## Work item
Show all lines from the data that include the word "this".

_ _ _

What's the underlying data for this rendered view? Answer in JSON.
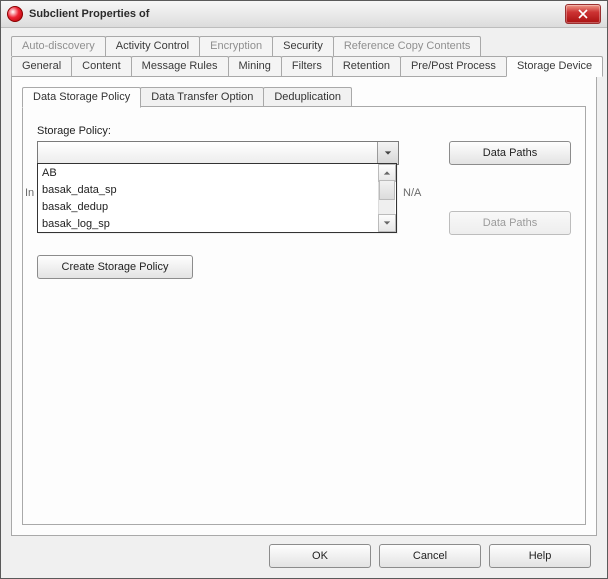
{
  "titlebar": {
    "title": "Subclient Properties of"
  },
  "tabs_row1": {
    "auto_discovery": "Auto-discovery",
    "activity_control": "Activity Control",
    "encryption": "Encryption",
    "security": "Security",
    "reference_copy": "Reference Copy Contents"
  },
  "tabs_row2": {
    "general": "General",
    "content": "Content",
    "message_rules": "Message Rules",
    "mining": "Mining",
    "filters": "Filters",
    "retention": "Retention",
    "prepost": "Pre/Post Process",
    "storage_device": "Storage Device"
  },
  "subtabs": {
    "data_storage_policy": "Data Storage Policy",
    "data_transfer_option": "Data Transfer Option",
    "deduplication": "Deduplication"
  },
  "content": {
    "storage_policy_label": "Storage Policy:",
    "dropdown_options": [
      "AB",
      "basak_data_sp",
      "basak_dedup",
      "basak_log_sp"
    ],
    "inc_hint_prefix": "In",
    "na_value": "N/A",
    "data_paths_label": "Data Paths",
    "data_paths_label2": "Data Paths",
    "create_sp_label": "Create Storage Policy"
  },
  "footer": {
    "ok": "OK",
    "cancel": "Cancel",
    "help": "Help"
  }
}
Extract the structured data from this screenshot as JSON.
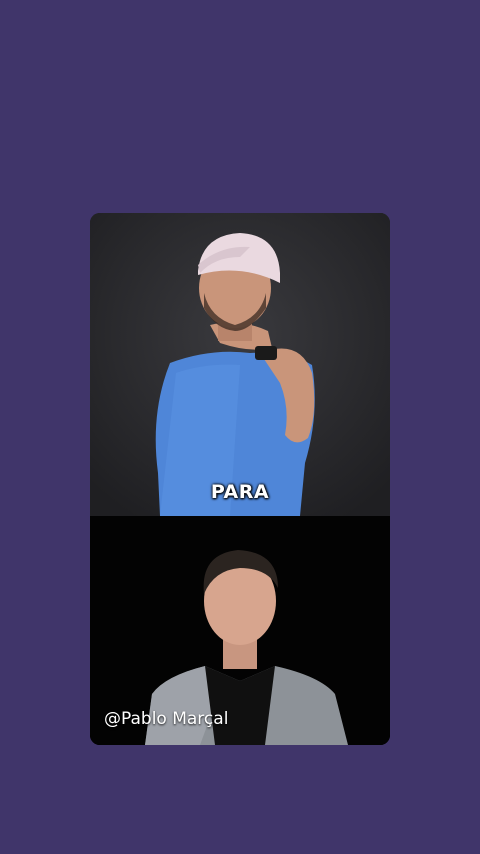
{
  "caption": {
    "text": "PARA"
  },
  "watermark": {
    "text": "@Pablo Marçal"
  },
  "colors": {
    "page_background": "#40356a",
    "top_panel_background": "#2b2b2e",
    "bottom_panel_background": "#030303",
    "caption_text": "#ffffff"
  }
}
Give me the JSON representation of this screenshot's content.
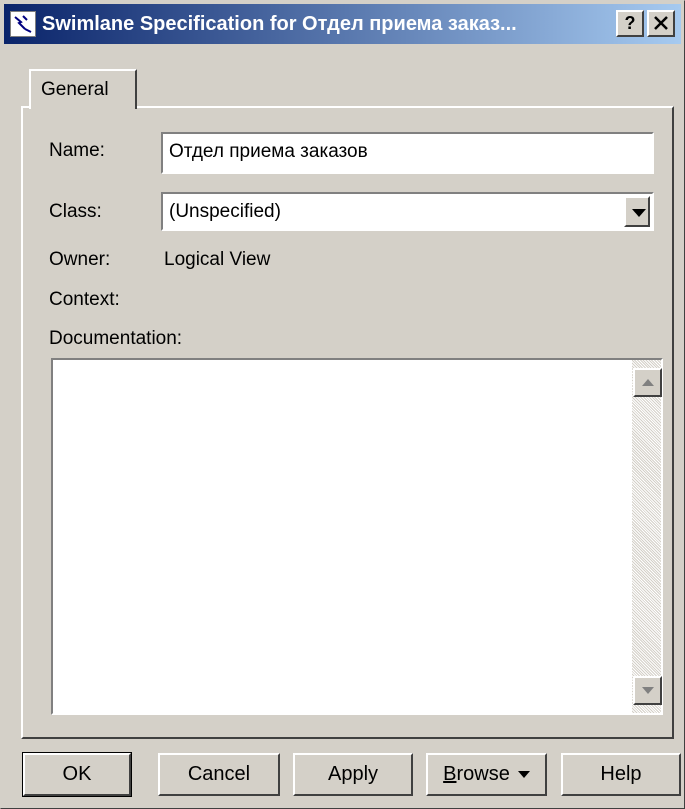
{
  "window": {
    "title": "Swimlane Specification for Отдел приема заказ...",
    "help_label": "?",
    "close_label": "✕"
  },
  "tabs": [
    {
      "label": "General"
    }
  ],
  "form": {
    "name_label": "Name:",
    "name_value": "Отдел приема заказов",
    "class_label": "Class:",
    "class_value": "(Unspecified)",
    "owner_label": "Owner:",
    "owner_value": "Logical View",
    "context_label": "Context:",
    "documentation_label": "Documentation:",
    "documentation_value": ""
  },
  "buttons": {
    "ok": "OK",
    "cancel": "Cancel",
    "apply": "Apply",
    "browse_first": "B",
    "browse_rest": "rowse",
    "help": "Help"
  },
  "colors": {
    "face": "#d4d0c8",
    "title_start": "#0a246a",
    "title_end": "#a6caf0"
  }
}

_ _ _

## Completed exercise
What's the underlying data for this rendered view? Answer in JSON.
Extract the structured data from this screenshot as JSON.
Give me the JSON representation of this screenshot's content.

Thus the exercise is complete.